What is being asked:
Please figure out how many lines in the material contain "infill", and give only that number.

Data excerpts:

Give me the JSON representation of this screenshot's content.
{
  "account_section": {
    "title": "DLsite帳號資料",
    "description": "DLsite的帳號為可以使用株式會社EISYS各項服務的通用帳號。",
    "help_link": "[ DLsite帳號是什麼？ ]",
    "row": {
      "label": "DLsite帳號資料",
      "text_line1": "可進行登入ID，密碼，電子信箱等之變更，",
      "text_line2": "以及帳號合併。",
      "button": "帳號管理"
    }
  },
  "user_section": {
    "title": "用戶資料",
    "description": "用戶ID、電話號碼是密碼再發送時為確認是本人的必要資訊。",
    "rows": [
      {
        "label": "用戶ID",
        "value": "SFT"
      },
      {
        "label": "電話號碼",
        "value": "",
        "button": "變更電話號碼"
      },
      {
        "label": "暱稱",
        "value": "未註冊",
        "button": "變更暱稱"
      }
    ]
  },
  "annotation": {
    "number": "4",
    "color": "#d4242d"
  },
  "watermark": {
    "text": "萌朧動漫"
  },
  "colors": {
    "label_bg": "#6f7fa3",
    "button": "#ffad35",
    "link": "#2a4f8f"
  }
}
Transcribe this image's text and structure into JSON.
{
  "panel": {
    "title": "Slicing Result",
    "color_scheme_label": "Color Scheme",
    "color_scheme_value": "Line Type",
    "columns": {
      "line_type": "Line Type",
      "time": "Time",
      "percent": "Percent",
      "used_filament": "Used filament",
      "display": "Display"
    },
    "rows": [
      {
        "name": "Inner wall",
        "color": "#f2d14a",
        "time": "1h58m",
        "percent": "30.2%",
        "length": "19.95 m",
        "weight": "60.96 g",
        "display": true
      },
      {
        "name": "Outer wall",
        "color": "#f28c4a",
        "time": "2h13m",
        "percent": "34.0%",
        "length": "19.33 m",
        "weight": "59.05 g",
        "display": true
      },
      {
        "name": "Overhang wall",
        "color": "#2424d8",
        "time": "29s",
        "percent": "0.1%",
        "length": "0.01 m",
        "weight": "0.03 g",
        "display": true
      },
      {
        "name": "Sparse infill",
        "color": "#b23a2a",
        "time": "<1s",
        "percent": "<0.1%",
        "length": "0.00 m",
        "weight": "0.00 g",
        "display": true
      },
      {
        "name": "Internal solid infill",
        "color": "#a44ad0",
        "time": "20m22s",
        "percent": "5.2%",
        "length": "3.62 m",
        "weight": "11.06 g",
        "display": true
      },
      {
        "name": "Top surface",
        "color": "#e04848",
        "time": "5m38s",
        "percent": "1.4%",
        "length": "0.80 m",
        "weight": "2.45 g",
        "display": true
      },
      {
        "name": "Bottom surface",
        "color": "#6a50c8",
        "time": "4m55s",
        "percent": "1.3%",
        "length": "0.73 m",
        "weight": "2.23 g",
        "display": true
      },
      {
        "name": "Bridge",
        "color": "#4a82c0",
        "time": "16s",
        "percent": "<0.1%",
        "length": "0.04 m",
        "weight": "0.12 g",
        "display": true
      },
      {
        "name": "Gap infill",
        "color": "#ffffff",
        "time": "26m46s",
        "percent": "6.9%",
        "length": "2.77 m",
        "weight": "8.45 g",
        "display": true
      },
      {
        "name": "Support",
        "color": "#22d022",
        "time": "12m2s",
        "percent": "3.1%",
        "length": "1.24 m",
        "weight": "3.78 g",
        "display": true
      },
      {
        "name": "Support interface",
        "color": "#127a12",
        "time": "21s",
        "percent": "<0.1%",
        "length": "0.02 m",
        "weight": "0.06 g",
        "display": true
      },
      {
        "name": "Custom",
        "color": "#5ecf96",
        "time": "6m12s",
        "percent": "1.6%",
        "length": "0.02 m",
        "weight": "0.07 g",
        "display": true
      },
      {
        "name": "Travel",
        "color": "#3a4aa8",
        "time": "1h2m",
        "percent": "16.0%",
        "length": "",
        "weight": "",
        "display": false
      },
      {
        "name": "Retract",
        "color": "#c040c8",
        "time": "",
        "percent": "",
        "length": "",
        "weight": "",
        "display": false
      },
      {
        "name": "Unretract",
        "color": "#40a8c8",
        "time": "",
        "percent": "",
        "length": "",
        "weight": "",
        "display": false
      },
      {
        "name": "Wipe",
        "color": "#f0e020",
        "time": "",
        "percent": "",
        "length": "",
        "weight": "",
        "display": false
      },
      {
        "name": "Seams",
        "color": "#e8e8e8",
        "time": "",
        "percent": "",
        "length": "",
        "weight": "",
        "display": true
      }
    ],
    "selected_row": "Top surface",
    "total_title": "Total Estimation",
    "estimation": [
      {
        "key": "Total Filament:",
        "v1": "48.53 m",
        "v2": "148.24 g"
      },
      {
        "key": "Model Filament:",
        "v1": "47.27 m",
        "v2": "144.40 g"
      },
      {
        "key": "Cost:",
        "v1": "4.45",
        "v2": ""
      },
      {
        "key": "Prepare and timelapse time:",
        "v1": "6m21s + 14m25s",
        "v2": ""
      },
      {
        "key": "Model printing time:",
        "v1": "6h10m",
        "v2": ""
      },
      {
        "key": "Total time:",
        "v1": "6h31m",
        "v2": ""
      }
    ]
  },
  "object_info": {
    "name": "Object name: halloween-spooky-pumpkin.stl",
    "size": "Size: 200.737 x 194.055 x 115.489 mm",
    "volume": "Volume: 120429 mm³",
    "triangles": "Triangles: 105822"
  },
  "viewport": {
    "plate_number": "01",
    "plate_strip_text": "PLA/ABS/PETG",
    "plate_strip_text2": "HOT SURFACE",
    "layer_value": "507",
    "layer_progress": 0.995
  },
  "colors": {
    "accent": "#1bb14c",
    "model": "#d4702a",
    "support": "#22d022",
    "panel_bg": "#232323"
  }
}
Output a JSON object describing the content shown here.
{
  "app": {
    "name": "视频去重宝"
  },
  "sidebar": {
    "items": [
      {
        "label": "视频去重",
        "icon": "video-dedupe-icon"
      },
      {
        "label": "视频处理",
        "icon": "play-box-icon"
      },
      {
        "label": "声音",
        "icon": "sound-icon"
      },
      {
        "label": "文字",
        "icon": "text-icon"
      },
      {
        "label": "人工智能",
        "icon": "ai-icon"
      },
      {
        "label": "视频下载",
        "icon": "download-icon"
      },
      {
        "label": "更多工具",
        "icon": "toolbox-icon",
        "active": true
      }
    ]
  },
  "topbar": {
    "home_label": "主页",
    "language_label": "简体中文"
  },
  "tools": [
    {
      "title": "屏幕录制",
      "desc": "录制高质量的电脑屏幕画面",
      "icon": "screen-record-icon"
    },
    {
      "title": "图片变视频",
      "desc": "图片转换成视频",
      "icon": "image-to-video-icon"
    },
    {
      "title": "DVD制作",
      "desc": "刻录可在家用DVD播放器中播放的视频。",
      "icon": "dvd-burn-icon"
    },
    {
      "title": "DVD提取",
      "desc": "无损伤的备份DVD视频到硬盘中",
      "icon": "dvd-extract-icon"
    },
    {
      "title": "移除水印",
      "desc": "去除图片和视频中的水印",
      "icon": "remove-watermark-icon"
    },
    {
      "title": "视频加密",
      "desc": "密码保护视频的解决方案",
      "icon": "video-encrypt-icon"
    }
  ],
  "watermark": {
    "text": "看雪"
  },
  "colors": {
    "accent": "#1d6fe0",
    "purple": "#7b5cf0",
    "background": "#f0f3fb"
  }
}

Output for this exercise:
3